Electric wheelchairs or power wheelchairs: For children who need independent mobility but cannot independently move a manual wheelchair, electric or power wheelchairs are the right choice. The ability to move a wheelchair isn’t always a clear cut issue, so developmental and physical factors like coordination, posture, and visual perception should be considered here. Where your child will be using the chair is also important, and remember, supervision and proper training are critical for all pediatric power wheelchair users.
Just like with manual pediatric wheelchairs, electric pediatric wheelchairs offer lots of options and opportunities for customization in terms of colors and upholstery. Typically power wheelchairs for children feature joystick controls, although there are many other ways to control these chairs, including chin switches, head switches, push-button controls, sip-n-puff systems, tillers, and trackballs. Many chairs also offer the ability to recline, change seat height, and even stand.
Child mobility scooters: Child-sized mobility scooters are great options for children who retain some ability to walk, but need a fallback alternative for extended distances. Scooters demand arm function for steering and upper body strength; children must also be able to transfer on and off of this kind of scooter.

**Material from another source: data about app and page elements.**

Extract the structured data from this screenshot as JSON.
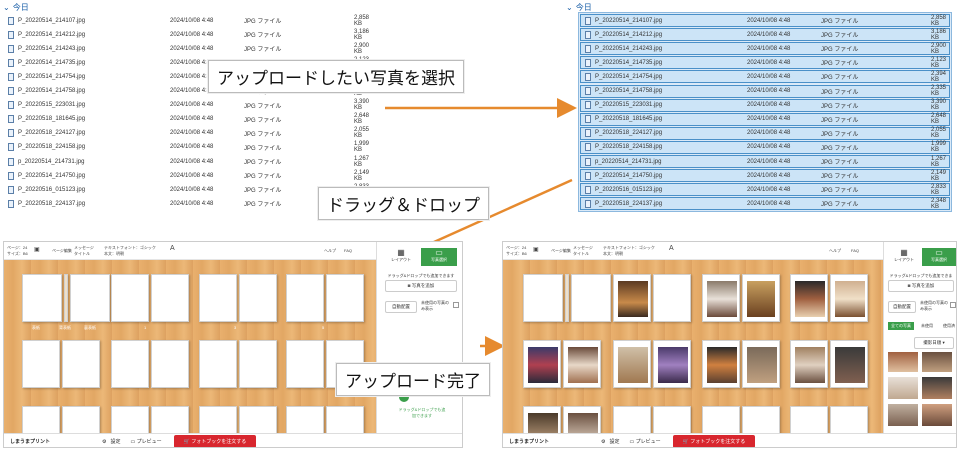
{
  "explorer_left": {
    "group": "今日",
    "files": [
      {
        "name": "P_20220514_214107.jpg",
        "date": "2024/10/08 4:48",
        "type": "JPG ファイル",
        "size": "2,858 KB"
      },
      {
        "name": "P_20220514_214212.jpg",
        "date": "2024/10/08 4:48",
        "type": "JPG ファイル",
        "size": "3,186 KB"
      },
      {
        "name": "P_20220514_214243.jpg",
        "date": "2024/10/08 4:48",
        "type": "JPG ファイル",
        "size": "2,900 KB"
      },
      {
        "name": "P_20220514_214735.jpg",
        "date": "2024/10/08 4:48",
        "type": "JPG ファイル",
        "size": "2,123 KB"
      },
      {
        "name": "P_20220514_214754.jpg",
        "date": "2024/10/08 4:48",
        "type": "JPG ファイル",
        "size": "2,394 KB"
      },
      {
        "name": "P_20220514_214758.jpg",
        "date": "2024/10/08 4:48",
        "type": "JPG ファイル",
        "size": "2,335 KB"
      },
      {
        "name": "P_20220515_223031.jpg",
        "date": "2024/10/08 4:48",
        "type": "JPG ファイル",
        "size": "3,390 KB"
      },
      {
        "name": "P_20220518_181645.jpg",
        "date": "2024/10/08 4:48",
        "type": "JPG ファイル",
        "size": "2,648 KB"
      },
      {
        "name": "P_20220518_224127.jpg",
        "date": "2024/10/08 4:48",
        "type": "JPG ファイル",
        "size": "2,055 KB"
      },
      {
        "name": "P_20220518_224158.jpg",
        "date": "2024/10/08 4:48",
        "type": "JPG ファイル",
        "size": "1,999 KB"
      },
      {
        "name": "p_20220514_214731.jpg",
        "date": "2024/10/08 4:48",
        "type": "JPG ファイル",
        "size": "1,267 KB"
      },
      {
        "name": "P_20220514_214750.jpg",
        "date": "2024/10/08 4:48",
        "type": "JPG ファイル",
        "size": "2,149 KB"
      },
      {
        "name": "P_20220516_015123.jpg",
        "date": "2024/10/08 4:48",
        "type": "JPG ファイル",
        "size": "2,833 KB"
      },
      {
        "name": "P_20220518_224137.jpg",
        "date": "2024/10/08 4:48",
        "type": "JPG ファイル",
        "size": "2,348 KB"
      }
    ]
  },
  "explorer_right": {
    "group": "今日"
  },
  "callouts": {
    "select": "アップロードしたい写真を選択",
    "drag": "ドラッグ＆ドロップ",
    "done": "アップロード完了"
  },
  "editor": {
    "toolbar": {
      "pages": "ページ：24",
      "size": "サイズ：B6",
      "save": "保存",
      "page_edit": "ページ編集",
      "layout_opt": "メッセージ",
      "title_opt": "タイトル",
      "text_setting": "テキストフォント：ゴシック",
      "text_setting2": "本文：明朝",
      "help": "ヘルプ",
      "faq": "FAQ"
    },
    "side": {
      "tab_layout": "レイアウト",
      "tab_photo": "写真選択",
      "drop_hint": "ドラッグ&ドロップでも追加できます",
      "add_photo": "写真を追加",
      "auto_place": "自動配置",
      "unused_only": "未使用の写真のみ表示",
      "drag_note": "ドラッグ&ドロップでも追加できます",
      "filter_all": "全ての写真",
      "filter_unused": "未使用",
      "filter_used": "使用済",
      "sort": "撮影日順"
    },
    "page_numbers": [
      "表紙",
      "背表紙",
      "裏表紙",
      "1",
      "2",
      "3",
      "4",
      "5",
      "6",
      "7",
      "8",
      "9",
      "10",
      "11",
      "12",
      "13",
      "14",
      "15",
      "16",
      "17",
      "18",
      "19",
      "20",
      "21",
      "22",
      "23"
    ],
    "bottom": {
      "brand": "しまうまプリント",
      "settings": "設定",
      "preview": "プレビュー",
      "order": "フォトブックを注文する"
    }
  },
  "colors": {
    "accent_green": "#3a9e4a",
    "order_red": "#d8262e",
    "select_blue": "#cce4f7",
    "arrow": "#e68a2e"
  }
}
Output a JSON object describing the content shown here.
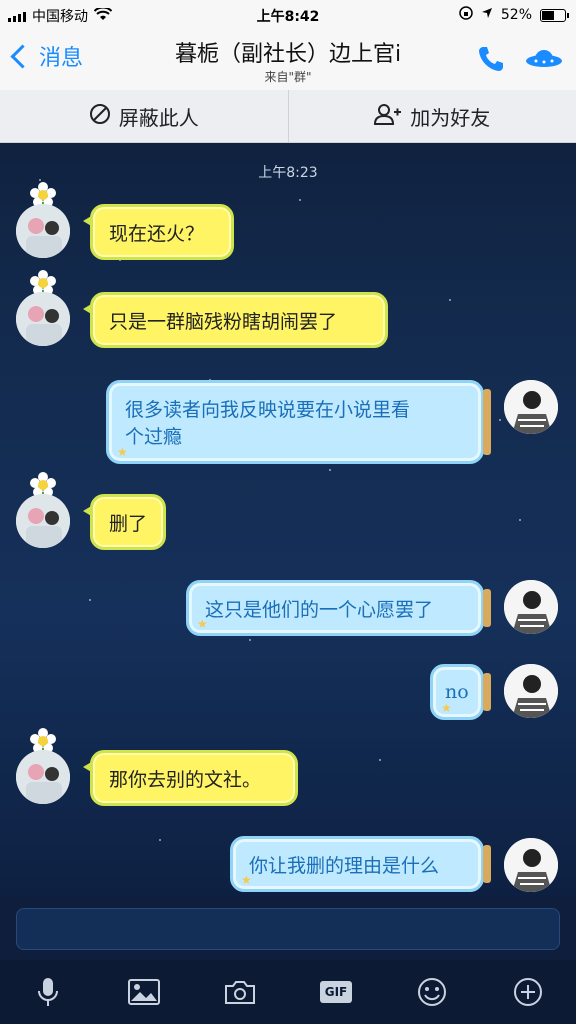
{
  "status_bar": {
    "carrier": "中国移动",
    "time": "上午8:42",
    "battery": "52%",
    "battery_level": 0.52
  },
  "nav": {
    "back_label": "消息",
    "title": "暮栀（副社长）边上官i",
    "subtitle": "来自\"群\""
  },
  "actions": {
    "block_label": "屏蔽此人",
    "add_friend_label": "加为好友"
  },
  "timestamp": "上午8:23",
  "messages": [
    {
      "side": "left",
      "text": "现在还火？"
    },
    {
      "side": "left",
      "text": "只是一群脑残粉瞎胡闹罢了"
    },
    {
      "side": "right",
      "line1": "很多读者向我反映说要在小说里看",
      "line2": "个过瘾"
    },
    {
      "side": "left",
      "text": "删了"
    },
    {
      "side": "right",
      "text": "这只是他们的一个心愿罢了"
    },
    {
      "side": "right",
      "text": "no"
    },
    {
      "side": "left",
      "text": "那你去别的文社。"
    },
    {
      "side": "right",
      "text": "你让我删的理由是什么"
    }
  ],
  "toolbar": {
    "gif_label": "GIF"
  },
  "colors": {
    "accent": "#1a8cff",
    "yellow_bubble": "#fff463",
    "blue_bubble": "#bfe9ff"
  }
}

Alternative and recreational chairs: Choosing pediatric wheelchairs sometimes means choosing an alternative! For children with different recreational interests and mobility needs there are other pediatric wheelchair and equipment options. Hand-cycle bikes are speedy choices that are very appealing to children. They come custom-made in a rainbow of colors in single or multi-speed models. These bikes make transfers easy with their sliding seats and flip-up footrests, too. And if your child likes sports, they’ll love seeing what disabled athletes are doing with hand-cycles!
Hand-propelled or powered wheelchair carts are another fun option for children. These look a lot like go-karts and the child’s legs and feet are supported outstretched as s/he sits near the ground and uses the chair.
Mobility strollers are another choice for young children. These look a lot like strollers, although most have fairly rugged, heavy-duty wheels that allow them to be pushed over many kinds of terrain.